  • The second US-North Korea summit in Vietnam collapsed due to disputes over US-led sanctions on the North
  • The South Korean statement calls the North’s decision “regrettable”

SEOUL: North Korea abruptly withdrew its staff from an inter-Korean liaison office in the North on Friday, Seoul officials said.
The development will likely put a damper on ties between the Koreas and complicate global diplomacy on the North’s nuclear weapons program. Last month, the second US-North Korea summit in Vietnam collapsed due to disputes over US-led sanctions on the North.
Seoul’s Unification Ministry said that North Korea informed South Korea of its decision during a meeting at the liaison office at the North Korean border town of Kaesong on Friday.

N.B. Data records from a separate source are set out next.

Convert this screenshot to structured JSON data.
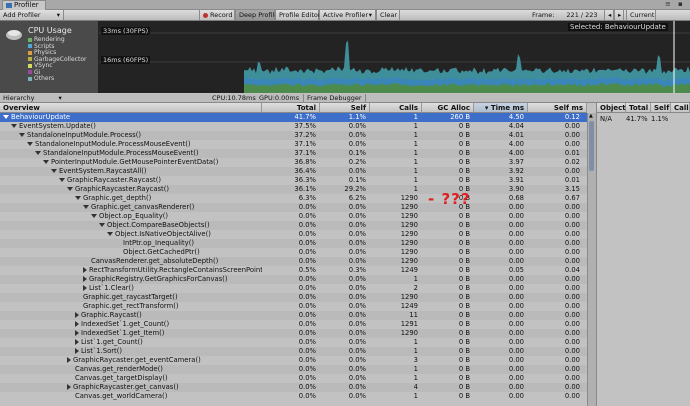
{
  "window": {
    "tab_title": "Profiler"
  },
  "toolbar": {
    "add_profiler": "Add Profiler",
    "record": "Record",
    "deep_profile": "Deep Profile",
    "profile_editor": "Profile Editor",
    "active_profiler": "Active Profiler",
    "clear": "Clear",
    "frame_label": "Frame:",
    "frame_value": "221 / 223",
    "current": "Current"
  },
  "graph": {
    "title": "CPU Usage",
    "legend": [
      {
        "label": "Rendering",
        "color": "#6bb36b"
      },
      {
        "label": "Scripts",
        "color": "#4fa8d8"
      },
      {
        "label": "Physics",
        "color": "#d8a040"
      },
      {
        "label": "GarbageCollector",
        "color": "#b8b040"
      },
      {
        "label": "VSync",
        "color": "#d8d860"
      },
      {
        "label": "Gi",
        "color": "#9a4a9a"
      },
      {
        "label": "Others",
        "color": "#7ab0b8"
      }
    ],
    "line_30fps": "33ms (30FPS)",
    "line_60fps": "16ms (60FPS)",
    "selected": "Selected: BehaviourUpdate"
  },
  "status": {
    "view": "Hierarchy",
    "cpu": "CPU:10.78ms",
    "gpu": "GPU:0.00ms",
    "frame_debugger": "Frame Debugger"
  },
  "columns": [
    "Overview",
    "Total",
    "Self",
    "Calls",
    "GC Alloc",
    "Time ms",
    "Self ms"
  ],
  "right_columns": [
    "Object",
    "Total",
    "Self",
    "Call"
  ],
  "right_row": [
    "N/A",
    "41.7%",
    "1.1%"
  ],
  "annotation": "- ???",
  "rows": [
    {
      "name": "BehaviourUpdate",
      "total": "41.7%",
      "self": "1.1%",
      "calls": "1",
      "gc": "260 B",
      "time": "4.50",
      "selfms": "0.12"
    },
    {
      "name": "EventSystem.Update()",
      "total": "37.5%",
      "self": "0.0%",
      "calls": "1",
      "gc": "0 B",
      "time": "4.04",
      "selfms": "0.00"
    },
    {
      "name": "StandaloneInputModule.Process()",
      "total": "37.2%",
      "self": "0.0%",
      "calls": "1",
      "gc": "0 B",
      "time": "4.01",
      "selfms": "0.00"
    },
    {
      "name": "StandaloneInputModule.ProcessMouseEvent()",
      "total": "37.1%",
      "self": "0.0%",
      "calls": "1",
      "gc": "0 B",
      "time": "4.00",
      "selfms": "0.00"
    },
    {
      "name": "StandaloneInputModule.ProcessMouseEvent()",
      "total": "37.1%",
      "self": "0.1%",
      "calls": "1",
      "gc": "0 B",
      "time": "4.00",
      "selfms": "0.01"
    },
    {
      "name": "PointerInputModule.GetMousePointerEventData()",
      "total": "36.8%",
      "self": "0.2%",
      "calls": "1",
      "gc": "0 B",
      "time": "3.97",
      "selfms": "0.02"
    },
    {
      "name": "EventSystem.RaycastAll()",
      "total": "36.4%",
      "self": "0.0%",
      "calls": "1",
      "gc": "0 B",
      "time": "3.92",
      "selfms": "0.00"
    },
    {
      "name": "GraphicRaycaster.Raycast()",
      "total": "36.3%",
      "self": "0.1%",
      "calls": "1",
      "gc": "0 B",
      "time": "3.91",
      "selfms": "0.01"
    },
    {
      "name": "GraphicRaycaster.Raycast()",
      "total": "36.1%",
      "self": "29.2%",
      "calls": "1",
      "gc": "0 B",
      "time": "3.90",
      "selfms": "3.15"
    },
    {
      "name": "Graphic.get_depth()",
      "total": "6.3%",
      "self": "6.2%",
      "calls": "1290",
      "gc": "0 B",
      "time": "0.68",
      "selfms": "0.67"
    },
    {
      "name": "Graphic.get_canvasRenderer()",
      "total": "0.0%",
      "self": "0.0%",
      "calls": "1290",
      "gc": "0 B",
      "time": "0.00",
      "selfms": "0.00"
    },
    {
      "name": "Object.op_Equality()",
      "total": "0.0%",
      "self": "0.0%",
      "calls": "1290",
      "gc": "0 B",
      "time": "0.00",
      "selfms": "0.00"
    },
    {
      "name": "Object.CompareBaseObjects()",
      "total": "0.0%",
      "self": "0.0%",
      "calls": "1290",
      "gc": "0 B",
      "time": "0.00",
      "selfms": "0.00"
    },
    {
      "name": "Object.IsNativeObjectAlive()",
      "total": "0.0%",
      "self": "0.0%",
      "calls": "1290",
      "gc": "0 B",
      "time": "0.00",
      "selfms": "0.00"
    },
    {
      "name": "IntPtr.op_Inequality()",
      "total": "0.0%",
      "self": "0.0%",
      "calls": "1290",
      "gc": "0 B",
      "time": "0.00",
      "selfms": "0.00"
    },
    {
      "name": "Object.GetCachedPtr()",
      "total": "0.0%",
      "self": "0.0%",
      "calls": "1290",
      "gc": "0 B",
      "time": "0.00",
      "selfms": "0.00"
    },
    {
      "name": "CanvasRenderer.get_absoluteDepth()",
      "total": "0.0%",
      "self": "0.0%",
      "calls": "1290",
      "gc": "0 B",
      "time": "0.00",
      "selfms": "0.00"
    },
    {
      "name": "RectTransformUtility.RectangleContainsScreenPoint",
      "total": "0.5%",
      "self": "0.3%",
      "calls": "1249",
      "gc": "0 B",
      "time": "0.05",
      "selfms": "0.04"
    },
    {
      "name": "GraphicRegistry.GetGraphicsForCanvas()",
      "total": "0.0%",
      "self": "0.0%",
      "calls": "1",
      "gc": "0 B",
      "time": "0.00",
      "selfms": "0.00"
    },
    {
      "name": "List`1.Clear()",
      "total": "0.0%",
      "self": "0.0%",
      "calls": "2",
      "gc": "0 B",
      "time": "0.00",
      "selfms": "0.00"
    },
    {
      "name": "Graphic.get_raycastTarget()",
      "total": "0.0%",
      "self": "0.0%",
      "calls": "1290",
      "gc": "0 B",
      "time": "0.00",
      "selfms": "0.00"
    },
    {
      "name": "Graphic.get_rectTransform()",
      "total": "0.0%",
      "self": "0.0%",
      "calls": "1249",
      "gc": "0 B",
      "time": "0.00",
      "selfms": "0.00"
    },
    {
      "name": "Graphic.Raycast()",
      "total": "0.0%",
      "self": "0.0%",
      "calls": "11",
      "gc": "0 B",
      "time": "0.00",
      "selfms": "0.00"
    },
    {
      "name": "IndexedSet`1.get_Count()",
      "total": "0.0%",
      "self": "0.0%",
      "calls": "1291",
      "gc": "0 B",
      "time": "0.00",
      "selfms": "0.00"
    },
    {
      "name": "IndexedSet`1.get_Item()",
      "total": "0.0%",
      "self": "0.0%",
      "calls": "1290",
      "gc": "0 B",
      "time": "0.00",
      "selfms": "0.00"
    },
    {
      "name": "List`1.get_Count()",
      "total": "0.0%",
      "self": "0.0%",
      "calls": "1",
      "gc": "0 B",
      "time": "0.00",
      "selfms": "0.00"
    },
    {
      "name": "List`1.Sort()",
      "total": "0.0%",
      "self": "0.0%",
      "calls": "1",
      "gc": "0 B",
      "time": "0.00",
      "selfms": "0.00"
    },
    {
      "name": "GraphicRaycaster.get_eventCamera()",
      "total": "0.0%",
      "self": "0.0%",
      "calls": "3",
      "gc": "0 B",
      "time": "0.00",
      "selfms": "0.00"
    },
    {
      "name": "Canvas.get_renderMode()",
      "total": "0.0%",
      "self": "0.0%",
      "calls": "1",
      "gc": "0 B",
      "time": "0.00",
      "selfms": "0.00"
    },
    {
      "name": "Canvas.get_targetDisplay()",
      "total": "0.0%",
      "self": "0.0%",
      "calls": "1",
      "gc": "0 B",
      "time": "0.00",
      "selfms": "0.00"
    },
    {
      "name": "GraphicRaycaster.get_canvas()",
      "total": "0.0%",
      "self": "0.0%",
      "calls": "4",
      "gc": "0 B",
      "time": "0.00",
      "selfms": "0.00"
    },
    {
      "name": "Canvas.get_worldCamera()",
      "total": "0.0%",
      "self": "0.0%",
      "calls": "1",
      "gc": "0 B",
      "time": "0.00",
      "selfms": "0.00"
    }
  ]
}
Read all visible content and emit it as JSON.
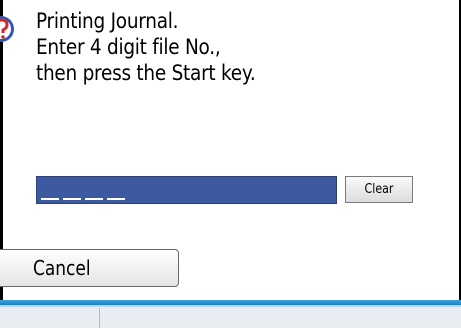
{
  "dialog": {
    "message_lines": [
      "Printing Journal.",
      "Enter 4 digit file No.,",
      "then press the Start key."
    ],
    "icon": "question-icon"
  },
  "file_number_input": {
    "value": "",
    "digit_count": 4
  },
  "buttons": {
    "clear_label": "Clear",
    "cancel_label": "Cancel"
  },
  "colors": {
    "input_fill": "#3d5aa0",
    "status_bar": "#1f7fc2",
    "icon_red": "#d62a2a",
    "icon_blue": "#2f57b8"
  }
}
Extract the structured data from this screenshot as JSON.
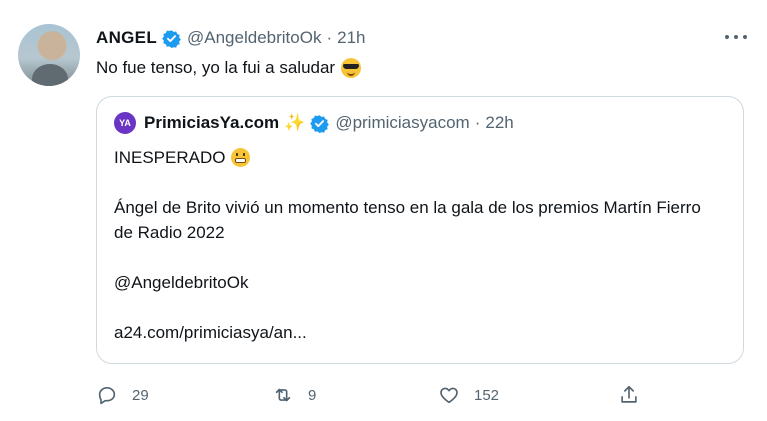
{
  "tweet": {
    "name": "ANGEL",
    "handle": "@AngeldebritoOk",
    "separator": "·",
    "time": "21h",
    "text": "No fue tenso, yo la fui a saludar",
    "text_emoji": "smiling-face-with-sunglasses"
  },
  "quote": {
    "avatar_text": "YA",
    "name": "PrimiciasYa.com",
    "name_emoji": "sparkles",
    "handle": "@primiciasyacom",
    "separator": "·",
    "time": "22h",
    "line1": "INESPERADO",
    "line1_emoji": "grimacing-face",
    "line2": "Ángel de Brito vivió un momento tenso en la gala de los premios Martín Fierro de Radio 2022",
    "line3": "@AngeldebritoOk",
    "line4": "a24.com/primiciasya/an..."
  },
  "actions": {
    "replies": "29",
    "retweets": "9",
    "likes": "152"
  },
  "colors": {
    "verified": "#1d9bf0",
    "muted": "#536471",
    "border": "#cfd9de",
    "text": "#0f1419",
    "brand_purple": "#6a35c4"
  }
}
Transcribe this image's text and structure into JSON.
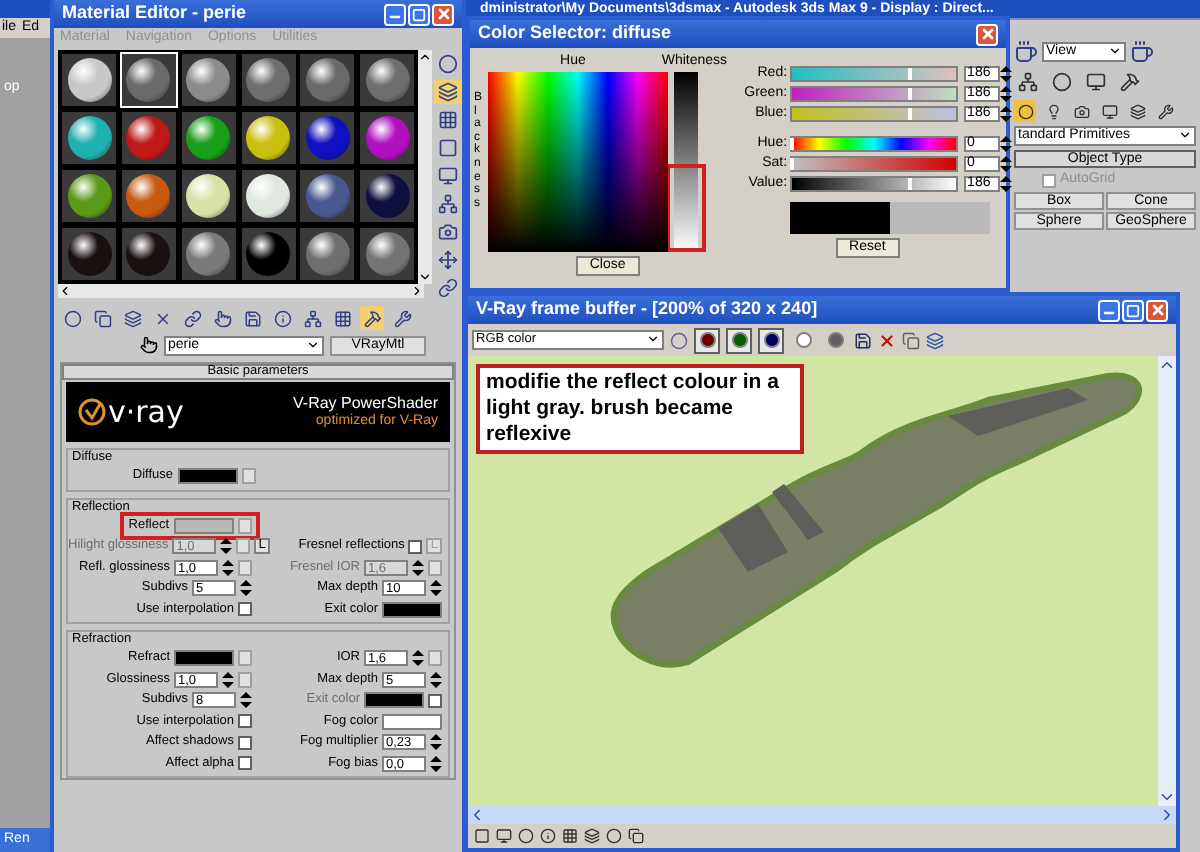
{
  "app_title": "dministrator\\My Documents\\3dsmax - Autodesk 3ds Max 9 - Display : Direct...",
  "viewport": {
    "menu": [
      "ile",
      "Ed"
    ],
    "label": "op",
    "taskbar_button": "Ren"
  },
  "material_editor": {
    "title": "Material Editor - perie",
    "menu": [
      {
        "label": "Material",
        "disabled": true
      },
      {
        "label": "Navigation",
        "disabled": true
      },
      {
        "label": "Options",
        "disabled": true
      },
      {
        "label": "Utilities",
        "disabled": true
      }
    ],
    "slots": [
      {
        "color": "#c8c8c8",
        "selected": false
      },
      {
        "color": "#6a6a6a",
        "selected": true
      },
      {
        "color": "#8c8c8c",
        "selected": false
      },
      {
        "color": "#6e6e6e",
        "selected": false
      },
      {
        "color": "#6a6a6a",
        "selected": false
      },
      {
        "color": "#6e6e6e",
        "selected": false
      },
      {
        "color": "#20b0b0",
        "selected": false
      },
      {
        "color": "#c01818",
        "selected": false
      },
      {
        "color": "#18a018",
        "selected": false
      },
      {
        "color": "#c8c010",
        "selected": false
      },
      {
        "color": "#1010c0",
        "selected": false
      },
      {
        "color": "#b010c0",
        "selected": false
      },
      {
        "color": "#5a9a18",
        "selected": false
      },
      {
        "color": "#c85a10",
        "selected": false
      },
      {
        "color": "#d8e0a8",
        "selected": false
      },
      {
        "color": "#e0e8e0",
        "selected": false
      },
      {
        "color": "#4a5890",
        "selected": false
      },
      {
        "color": "#101040",
        "selected": false
      },
      {
        "color": "#1a1010",
        "selected": false
      },
      {
        "color": "#1a1010",
        "selected": false
      },
      {
        "color": "#7a7a7a",
        "selected": false
      },
      {
        "color": "#000000",
        "selected": false
      },
      {
        "color": "#6e6e6e",
        "selected": false
      },
      {
        "color": "#747474",
        "selected": false
      }
    ],
    "material_name": "perie",
    "material_type": "VRayMtl",
    "rollout": "Basic parameters",
    "banner": {
      "logo": "v·ray",
      "title": "V-Ray PowerShader",
      "subtitle": "optimized for V-Ray"
    },
    "groups": [
      {
        "title": "Diffuse",
        "rows": [
          [
            {
              "kind": "color",
              "label": "Diffuse",
              "color": "#000000",
              "map": true,
              "annotated": false
            },
            null
          ]
        ]
      },
      {
        "title": "Reflection",
        "rows": [
          [
            {
              "kind": "color",
              "label": "Reflect",
              "color": "#b8b8b8",
              "map": true,
              "annotated": true
            },
            null
          ],
          [
            {
              "kind": "spinner",
              "label": "Hilight glossiness",
              "value": "1,0",
              "disabled": true,
              "map": true,
              "lock": "L"
            },
            {
              "kind": "checkbox",
              "label": "Fresnel reflections",
              "checked": false,
              "lock": "L"
            }
          ],
          [
            {
              "kind": "spinner",
              "label": "Refl. glossiness",
              "value": "1,0",
              "disabled": false,
              "map": true
            },
            {
              "kind": "spinner",
              "label": "Fresnel IOR",
              "value": "1,6",
              "disabled": true,
              "map": true
            }
          ],
          [
            {
              "kind": "spinner",
              "label": "Subdivs",
              "value": "5",
              "disabled": false
            },
            {
              "kind": "spinner",
              "label": "Max depth",
              "value": "10",
              "disabled": false
            }
          ],
          [
            {
              "kind": "checkbox",
              "label": "Use interpolation",
              "checked": false
            },
            {
              "kind": "color",
              "label": "Exit color",
              "color": "#000000",
              "annotated": false
            }
          ]
        ]
      },
      {
        "title": "Refraction",
        "rows": [
          [
            {
              "kind": "color",
              "label": "Refract",
              "color": "#000000",
              "map": true,
              "annotated": false
            },
            {
              "kind": "spinner",
              "label": "IOR",
              "value": "1,6",
              "disabled": false,
              "map": true
            }
          ],
          [
            {
              "kind": "spinner",
              "label": "Glossiness",
              "value": "1,0",
              "disabled": false,
              "map": true
            },
            {
              "kind": "spinner",
              "label": "Max depth",
              "value": "5",
              "disabled": false
            }
          ],
          [
            {
              "kind": "spinner",
              "label": "Subdivs",
              "value": "8",
              "disabled": false
            },
            {
              "kind": "color",
              "label": "Exit color",
              "color": "#000000",
              "disabled": true,
              "checked": false,
              "annotated": false
            }
          ],
          [
            {
              "kind": "checkbox",
              "label": "Use interpolation",
              "checked": false
            },
            {
              "kind": "color",
              "label": "Fog color",
              "color": "#ffffff",
              "annotated": false
            }
          ],
          [
            {
              "kind": "checkbox",
              "label": "Affect shadows",
              "checked": false
            },
            {
              "kind": "spinner",
              "label": "Fog multiplier",
              "value": "0,23",
              "disabled": false
            }
          ],
          [
            {
              "kind": "checkbox",
              "label": "Affect alpha",
              "checked": false
            },
            {
              "kind": "spinner",
              "label": "Fog bias",
              "value": "0,0",
              "disabled": false
            }
          ]
        ]
      }
    ]
  },
  "color_selector": {
    "title": "Color Selector: diffuse",
    "hue_label": "Hue",
    "whiteness_label": "Whiteness",
    "blackness_label": "Blackness",
    "whiteness_annotated": true,
    "sliders": [
      {
        "kind": "red",
        "label": "Red:",
        "level": 0.73,
        "reading": "186"
      },
      {
        "kind": "green",
        "label": "Green:",
        "level": 0.73,
        "reading": "186"
      },
      {
        "kind": "blue",
        "label": "Blue:",
        "level": 0.73,
        "reading": "186"
      },
      {
        "kind": "hue",
        "label": "Hue:",
        "level": 0,
        "reading": "0"
      },
      {
        "kind": "sat",
        "label": "Sat:",
        "level": 0,
        "reading": "0"
      },
      {
        "kind": "value",
        "label": "Value:",
        "level": 0.73,
        "reading": "186"
      }
    ],
    "buttons": [
      "Close",
      "Reset"
    ]
  },
  "command_panel": {
    "view": "View",
    "creation_list": "tandard Primitives",
    "rollout": "Object Type",
    "autogrid": {
      "label": "AutoGrid",
      "checked": false,
      "disabled": true
    },
    "buttons": [
      "Box",
      "Cone",
      "Sphere",
      "GeoSphere"
    ]
  },
  "frame_buffer": {
    "title": "V-Ray frame buffer - [200% of 320 x 240]",
    "channel": "RGB color",
    "channel_buttons": [
      {
        "kind": "red",
        "selected": true
      },
      {
        "kind": "green",
        "selected": true
      },
      {
        "kind": "blue",
        "selected": true
      },
      {
        "kind": "alpha",
        "selected": false
      },
      {
        "kind": "mono",
        "selected": false
      }
    ]
  },
  "annotation": "modifie the reflect colour in a light gray. brush became reflexive"
}
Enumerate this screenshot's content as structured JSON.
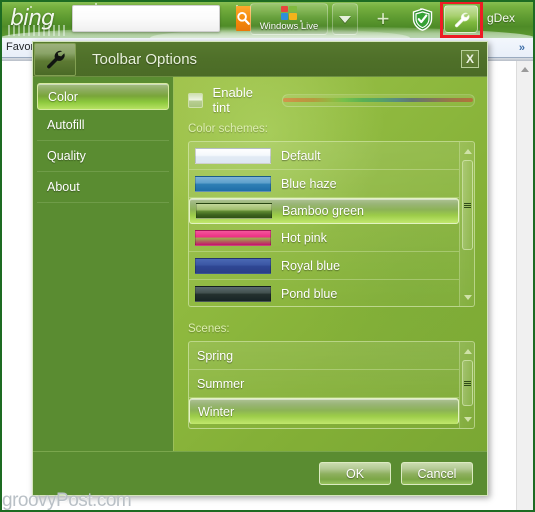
{
  "toolbar": {
    "brand": "bing",
    "search_value": "",
    "search_placeholder": "",
    "search_icon": "magnifier-icon",
    "windows_live_label": "Windows Live",
    "windows_live_icon": "windows-flag-icon",
    "dropdown_icon": "chevron-down-icon",
    "add_icon": "plus-icon",
    "shield_icon": "shield-check-icon",
    "options_icon": "wrench-icon",
    "account_label": "gDex",
    "highlight_color": "#ee1c25"
  },
  "browser": {
    "favorites_label": "Favor",
    "overflow_icon": "double-chevron-right-icon",
    "scroll_up_icon": "triangle-up-icon"
  },
  "dialog": {
    "title": "Toolbar Options",
    "title_icon": "wrench-icon",
    "close_label": "X",
    "sidebar": {
      "items": [
        {
          "label": "Color",
          "selected": true
        },
        {
          "label": "Autofill",
          "selected": false
        },
        {
          "label": "Quality",
          "selected": false
        },
        {
          "label": "About",
          "selected": false
        }
      ]
    },
    "tint": {
      "label": "Enable tint",
      "checked": false,
      "checkbox_icon": "checkbox-icon",
      "gradient_name": "tint-gradient-strip"
    },
    "color_schemes": {
      "label": "Color schemes:",
      "items": [
        {
          "label": "Default",
          "color_top": "#ffffff",
          "color_bottom": "#dde7f2",
          "selected": false
        },
        {
          "label": "Blue haze",
          "color_top": "#7fb4d8",
          "color_bottom": "#1f6ea8",
          "selected": false
        },
        {
          "label": "Bamboo green",
          "color_top": "#c3d79a",
          "color_bottom": "#2f5216",
          "selected": true
        },
        {
          "label": "Hot pink",
          "color_top": "#f4569b",
          "color_bottom": "#c7136a",
          "selected": false
        },
        {
          "label": "Royal blue",
          "color_top": "#4a68b4",
          "color_bottom": "#2b3f86",
          "selected": false
        },
        {
          "label": "Pond blue",
          "color_top": "#5a6a6e",
          "color_bottom": "#172426",
          "selected": false
        }
      ],
      "scroll_up_icon": "triangle-up-icon",
      "scroll_down_icon": "triangle-down-icon",
      "scroll_thumb_icon": "scrollbar-thumb-grip"
    },
    "scenes": {
      "label": "Scenes:",
      "items": [
        {
          "label": "Spring",
          "selected": false
        },
        {
          "label": "Summer",
          "selected": false
        },
        {
          "label": "Winter",
          "selected": true
        }
      ],
      "scroll_up_icon": "triangle-up-icon",
      "scroll_down_icon": "triangle-down-icon",
      "scroll_thumb_icon": "scrollbar-thumb-grip"
    },
    "footer": {
      "ok_label": "OK",
      "cancel_label": "Cancel"
    }
  },
  "watermark": "groovyPost.com"
}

The North said it “is pulling out with instructions from the superior authority,” according to a Unification Ministry statement. It didn’t say whether North Korea’s withdrawal of staff would be temporary or permanent.
According to the South Korean statement, the North added that it “will not mind the South remaining in the office” and that it would notify the South about practical matters later. Seoul’s Vice Unification Minister Chun Hae-sung told reporters that South Korea plans to continue to staff the Kaesong liaison office normally and that it expects the North will continue to allow the South Koreans to commute to the office. He said Seoul plans to staff the office with 25 people on Saturday and Sunday.
The South Korean statement calls the North’s decision “regrettable.” It said South Korea urges the North to return its staff to the liaison office soon.
The liaison office opened last September as part of a flurry of reconciliation steps. It is the first such Korean office since the peninsula was split into a US-backed, capitalistic South and a Soviet-supported, socialist North in 1945. The Koreas had previously used telephone and fax-like communication channels that were often shut down in times of high tension.
The town is where the Korea’s now-stalled jointly run factory complex was located. It combined South Korean initiatives, capital and technology with North Korea’s cheap labor. Both Koreas want the US to allow sanctions exemptions to allow the reopening of the factory park, which provided the North with much-needed foreign currency.